How they applauded.
How cheated and betrayed they must feel now.
Litzman’s UTJ holds precisely six seats in the 120-member Knesset. The second ultra-Orthodox party, Shas, has seven. On Sunday, for the sake of those 13, Netanyahu struck a blow to the heart and soul of millions of Jews worldwide.
His decision is both short-sighted and fraught with long-term danger. Some critics rushed to call it a divorce from the “Diaspora“. If it’s not quite that, because the damage is not yet irrevocable, it is certainly the sign of a marriage in deep trouble.
Israel needs all the friends it can get. And it should be doing everything it can to avoid alienating its core supporters. Non-Orthodox Jews, in Israel and abroad, emphatically do not agree with everything that the Jewish state does, but the arguments, and the passion, reflect the connectedness of the global Jewish family.
The Jewish state is beset by external threats. We can and must defend ourselves against them. We can’t always resolve them. On Channel 2 news on Sunday night, the main item was about the Syrian civil war, as it threatens, afresh, to draw in Israel. On Friday, we watched as millions of Iranians marched in support of Israel’s destruction. In Lebanon that same day, Hezbollah’s leader vowed that the next conflict he drags us into will involve “hundreds of thousands” of fighters from across the Muslim world. Two days earlier, the Palestinian leader Mahmoud Abbas, with whom we would like to make peace, again dismissed an American demand that he stop paying salaries to terrorists who kill Israelis.
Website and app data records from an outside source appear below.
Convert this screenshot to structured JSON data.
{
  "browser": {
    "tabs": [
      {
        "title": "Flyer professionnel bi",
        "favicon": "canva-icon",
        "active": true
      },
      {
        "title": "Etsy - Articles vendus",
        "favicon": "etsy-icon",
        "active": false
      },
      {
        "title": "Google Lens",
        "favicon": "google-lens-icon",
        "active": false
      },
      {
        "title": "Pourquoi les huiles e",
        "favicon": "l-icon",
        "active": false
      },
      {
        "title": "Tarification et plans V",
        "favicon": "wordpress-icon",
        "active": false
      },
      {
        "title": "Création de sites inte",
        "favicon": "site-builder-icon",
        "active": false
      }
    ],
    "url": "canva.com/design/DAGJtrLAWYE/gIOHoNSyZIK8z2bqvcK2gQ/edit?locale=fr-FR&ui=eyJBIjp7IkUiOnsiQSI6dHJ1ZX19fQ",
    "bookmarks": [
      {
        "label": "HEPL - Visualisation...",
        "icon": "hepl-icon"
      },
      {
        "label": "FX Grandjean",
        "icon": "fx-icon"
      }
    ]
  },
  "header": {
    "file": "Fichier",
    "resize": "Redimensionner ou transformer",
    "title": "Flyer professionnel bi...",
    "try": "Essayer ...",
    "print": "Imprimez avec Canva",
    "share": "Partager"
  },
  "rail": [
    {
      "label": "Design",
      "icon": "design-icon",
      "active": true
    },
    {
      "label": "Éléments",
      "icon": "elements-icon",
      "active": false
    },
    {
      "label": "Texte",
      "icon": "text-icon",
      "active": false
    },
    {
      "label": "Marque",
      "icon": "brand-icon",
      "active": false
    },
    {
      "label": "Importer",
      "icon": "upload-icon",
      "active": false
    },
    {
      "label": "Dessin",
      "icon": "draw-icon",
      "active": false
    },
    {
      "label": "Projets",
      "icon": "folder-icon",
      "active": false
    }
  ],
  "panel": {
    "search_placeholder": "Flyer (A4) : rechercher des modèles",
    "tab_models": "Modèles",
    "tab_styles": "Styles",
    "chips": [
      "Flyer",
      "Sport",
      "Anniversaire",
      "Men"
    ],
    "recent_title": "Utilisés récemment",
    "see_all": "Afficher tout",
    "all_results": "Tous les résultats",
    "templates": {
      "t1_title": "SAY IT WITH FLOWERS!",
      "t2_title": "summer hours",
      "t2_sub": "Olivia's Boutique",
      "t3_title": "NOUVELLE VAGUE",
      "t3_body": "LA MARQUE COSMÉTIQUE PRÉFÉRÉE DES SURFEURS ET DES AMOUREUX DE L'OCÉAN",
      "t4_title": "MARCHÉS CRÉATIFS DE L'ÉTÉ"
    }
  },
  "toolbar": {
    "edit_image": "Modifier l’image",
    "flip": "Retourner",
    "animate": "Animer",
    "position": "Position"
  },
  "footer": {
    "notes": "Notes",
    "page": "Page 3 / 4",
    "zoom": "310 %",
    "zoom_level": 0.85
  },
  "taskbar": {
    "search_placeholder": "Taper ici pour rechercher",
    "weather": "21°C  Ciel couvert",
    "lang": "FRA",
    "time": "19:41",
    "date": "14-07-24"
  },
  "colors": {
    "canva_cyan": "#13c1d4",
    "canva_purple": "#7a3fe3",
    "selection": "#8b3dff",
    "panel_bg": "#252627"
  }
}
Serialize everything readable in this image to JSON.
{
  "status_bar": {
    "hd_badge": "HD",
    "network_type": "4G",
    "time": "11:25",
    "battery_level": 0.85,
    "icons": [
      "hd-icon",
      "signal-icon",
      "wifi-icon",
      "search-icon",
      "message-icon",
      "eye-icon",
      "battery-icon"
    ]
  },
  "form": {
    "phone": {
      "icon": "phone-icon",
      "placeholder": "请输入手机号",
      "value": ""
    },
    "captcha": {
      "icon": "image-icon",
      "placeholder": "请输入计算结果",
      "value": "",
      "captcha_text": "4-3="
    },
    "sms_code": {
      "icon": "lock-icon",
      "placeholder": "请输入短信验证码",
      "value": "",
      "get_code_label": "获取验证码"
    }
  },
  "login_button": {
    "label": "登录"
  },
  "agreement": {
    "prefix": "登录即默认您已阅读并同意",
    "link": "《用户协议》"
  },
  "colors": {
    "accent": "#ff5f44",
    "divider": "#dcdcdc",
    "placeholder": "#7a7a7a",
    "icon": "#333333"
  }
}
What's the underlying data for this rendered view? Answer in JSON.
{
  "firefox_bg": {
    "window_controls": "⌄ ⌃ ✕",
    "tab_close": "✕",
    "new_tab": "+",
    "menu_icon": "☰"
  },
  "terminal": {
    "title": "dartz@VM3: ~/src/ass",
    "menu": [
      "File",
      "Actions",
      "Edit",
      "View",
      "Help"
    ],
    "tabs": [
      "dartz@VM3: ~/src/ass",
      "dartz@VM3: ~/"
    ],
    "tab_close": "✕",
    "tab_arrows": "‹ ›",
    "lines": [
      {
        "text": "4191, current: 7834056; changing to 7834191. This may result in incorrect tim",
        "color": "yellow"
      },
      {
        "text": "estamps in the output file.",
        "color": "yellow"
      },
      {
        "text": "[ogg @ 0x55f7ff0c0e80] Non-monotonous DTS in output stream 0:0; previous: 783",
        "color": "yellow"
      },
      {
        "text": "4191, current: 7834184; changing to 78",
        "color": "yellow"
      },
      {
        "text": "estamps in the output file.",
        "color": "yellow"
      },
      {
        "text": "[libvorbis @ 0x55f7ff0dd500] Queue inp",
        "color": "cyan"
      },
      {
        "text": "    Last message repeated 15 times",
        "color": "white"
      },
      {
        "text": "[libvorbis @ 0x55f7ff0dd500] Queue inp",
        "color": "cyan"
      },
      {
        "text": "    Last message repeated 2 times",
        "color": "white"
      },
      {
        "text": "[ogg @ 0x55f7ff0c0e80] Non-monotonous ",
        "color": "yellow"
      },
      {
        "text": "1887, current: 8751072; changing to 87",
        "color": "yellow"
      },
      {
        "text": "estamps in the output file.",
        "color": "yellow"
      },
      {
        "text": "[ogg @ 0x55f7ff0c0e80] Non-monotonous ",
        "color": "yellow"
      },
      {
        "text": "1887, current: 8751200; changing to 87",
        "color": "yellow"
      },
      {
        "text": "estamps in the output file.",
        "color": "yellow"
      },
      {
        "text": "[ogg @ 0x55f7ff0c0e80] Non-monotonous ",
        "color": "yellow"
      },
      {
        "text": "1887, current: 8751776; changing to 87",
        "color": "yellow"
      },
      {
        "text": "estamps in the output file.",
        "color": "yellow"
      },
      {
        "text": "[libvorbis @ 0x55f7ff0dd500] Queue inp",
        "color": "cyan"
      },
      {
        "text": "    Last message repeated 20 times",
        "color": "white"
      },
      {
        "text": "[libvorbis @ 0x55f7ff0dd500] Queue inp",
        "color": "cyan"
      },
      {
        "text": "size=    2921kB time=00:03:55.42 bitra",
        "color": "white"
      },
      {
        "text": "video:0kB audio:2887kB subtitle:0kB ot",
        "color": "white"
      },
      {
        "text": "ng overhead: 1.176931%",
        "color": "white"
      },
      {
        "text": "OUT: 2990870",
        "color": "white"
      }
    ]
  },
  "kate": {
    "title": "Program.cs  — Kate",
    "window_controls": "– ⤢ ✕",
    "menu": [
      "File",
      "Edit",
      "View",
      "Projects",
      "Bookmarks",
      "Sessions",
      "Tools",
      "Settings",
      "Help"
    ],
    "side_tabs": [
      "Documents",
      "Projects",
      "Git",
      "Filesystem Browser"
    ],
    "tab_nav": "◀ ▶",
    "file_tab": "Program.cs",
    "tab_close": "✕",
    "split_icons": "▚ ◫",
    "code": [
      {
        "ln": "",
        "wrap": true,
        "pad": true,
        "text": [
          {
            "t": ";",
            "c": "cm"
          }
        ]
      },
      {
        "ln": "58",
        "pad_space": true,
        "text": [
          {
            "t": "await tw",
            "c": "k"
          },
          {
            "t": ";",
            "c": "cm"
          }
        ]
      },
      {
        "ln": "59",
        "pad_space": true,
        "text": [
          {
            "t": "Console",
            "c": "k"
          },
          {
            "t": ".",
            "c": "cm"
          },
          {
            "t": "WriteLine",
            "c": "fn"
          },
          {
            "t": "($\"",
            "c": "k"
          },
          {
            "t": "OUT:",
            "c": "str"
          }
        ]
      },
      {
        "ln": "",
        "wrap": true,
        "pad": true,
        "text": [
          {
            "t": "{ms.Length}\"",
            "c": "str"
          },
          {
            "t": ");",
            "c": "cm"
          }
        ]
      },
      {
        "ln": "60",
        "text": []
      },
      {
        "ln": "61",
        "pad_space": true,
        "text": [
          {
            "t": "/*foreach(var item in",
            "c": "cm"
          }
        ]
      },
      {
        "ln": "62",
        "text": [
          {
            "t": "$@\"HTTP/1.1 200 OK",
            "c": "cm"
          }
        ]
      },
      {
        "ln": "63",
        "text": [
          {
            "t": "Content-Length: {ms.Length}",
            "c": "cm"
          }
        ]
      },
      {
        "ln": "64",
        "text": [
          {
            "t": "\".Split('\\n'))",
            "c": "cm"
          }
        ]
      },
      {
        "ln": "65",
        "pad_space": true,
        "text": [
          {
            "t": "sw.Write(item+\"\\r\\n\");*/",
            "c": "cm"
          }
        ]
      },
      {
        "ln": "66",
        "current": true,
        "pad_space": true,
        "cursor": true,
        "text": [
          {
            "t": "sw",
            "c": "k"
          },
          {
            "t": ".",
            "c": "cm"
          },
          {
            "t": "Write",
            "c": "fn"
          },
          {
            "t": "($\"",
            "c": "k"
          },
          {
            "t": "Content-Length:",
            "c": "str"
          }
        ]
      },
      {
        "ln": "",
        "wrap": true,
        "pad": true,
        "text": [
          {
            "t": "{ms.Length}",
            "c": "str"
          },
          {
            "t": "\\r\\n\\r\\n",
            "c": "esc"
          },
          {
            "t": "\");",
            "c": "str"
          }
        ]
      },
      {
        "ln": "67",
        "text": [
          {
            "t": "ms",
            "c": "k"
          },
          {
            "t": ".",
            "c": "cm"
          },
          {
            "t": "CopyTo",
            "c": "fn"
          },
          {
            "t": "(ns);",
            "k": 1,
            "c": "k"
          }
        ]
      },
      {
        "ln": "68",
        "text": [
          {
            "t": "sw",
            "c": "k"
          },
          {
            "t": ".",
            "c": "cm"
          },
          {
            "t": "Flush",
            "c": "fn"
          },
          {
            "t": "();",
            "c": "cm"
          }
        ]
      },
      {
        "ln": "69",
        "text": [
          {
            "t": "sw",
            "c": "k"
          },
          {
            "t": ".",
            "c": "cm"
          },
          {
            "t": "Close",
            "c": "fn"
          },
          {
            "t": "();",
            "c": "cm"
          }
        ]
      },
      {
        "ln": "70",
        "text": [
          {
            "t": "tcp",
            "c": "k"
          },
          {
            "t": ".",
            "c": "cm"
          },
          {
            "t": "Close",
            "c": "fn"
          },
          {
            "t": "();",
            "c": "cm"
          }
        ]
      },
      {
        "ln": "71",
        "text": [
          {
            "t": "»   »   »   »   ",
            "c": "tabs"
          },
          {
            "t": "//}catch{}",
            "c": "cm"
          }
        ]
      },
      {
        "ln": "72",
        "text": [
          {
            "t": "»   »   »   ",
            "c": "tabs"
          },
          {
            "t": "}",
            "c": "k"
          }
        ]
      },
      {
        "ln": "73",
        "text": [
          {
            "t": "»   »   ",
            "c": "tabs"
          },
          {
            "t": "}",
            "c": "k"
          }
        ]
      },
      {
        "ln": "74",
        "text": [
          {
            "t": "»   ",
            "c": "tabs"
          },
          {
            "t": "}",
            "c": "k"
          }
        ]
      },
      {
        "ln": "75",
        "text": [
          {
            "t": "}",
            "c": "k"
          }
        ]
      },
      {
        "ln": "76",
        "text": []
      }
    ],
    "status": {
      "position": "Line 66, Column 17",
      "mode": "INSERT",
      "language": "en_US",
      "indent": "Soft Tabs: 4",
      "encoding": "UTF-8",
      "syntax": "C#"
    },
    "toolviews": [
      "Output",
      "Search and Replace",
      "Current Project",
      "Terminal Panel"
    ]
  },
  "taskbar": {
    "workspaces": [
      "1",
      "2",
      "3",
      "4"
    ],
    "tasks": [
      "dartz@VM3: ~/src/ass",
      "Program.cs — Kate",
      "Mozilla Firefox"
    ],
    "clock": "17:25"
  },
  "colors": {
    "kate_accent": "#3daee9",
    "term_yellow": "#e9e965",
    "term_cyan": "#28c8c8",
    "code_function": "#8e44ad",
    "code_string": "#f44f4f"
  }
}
His decision is both short-sighted and fraught with long-term danger. Some critics rushed to call it a divorce from the Diaspora. If it’s not quite that, because the damage is not yet irrevocable, it is certainly the sign of a marriage in deep trouble.
Israel needs all the friends it can get. And it should be doing everything it can to avoid alienating its core supporters, its own flesh and blood. Non-Orthodox Jews, in Israel and abroad, emphatically do not agree with everything that the Jewish state does, but the arguments, and the passion, reflect the connectedness of the global Jewish family.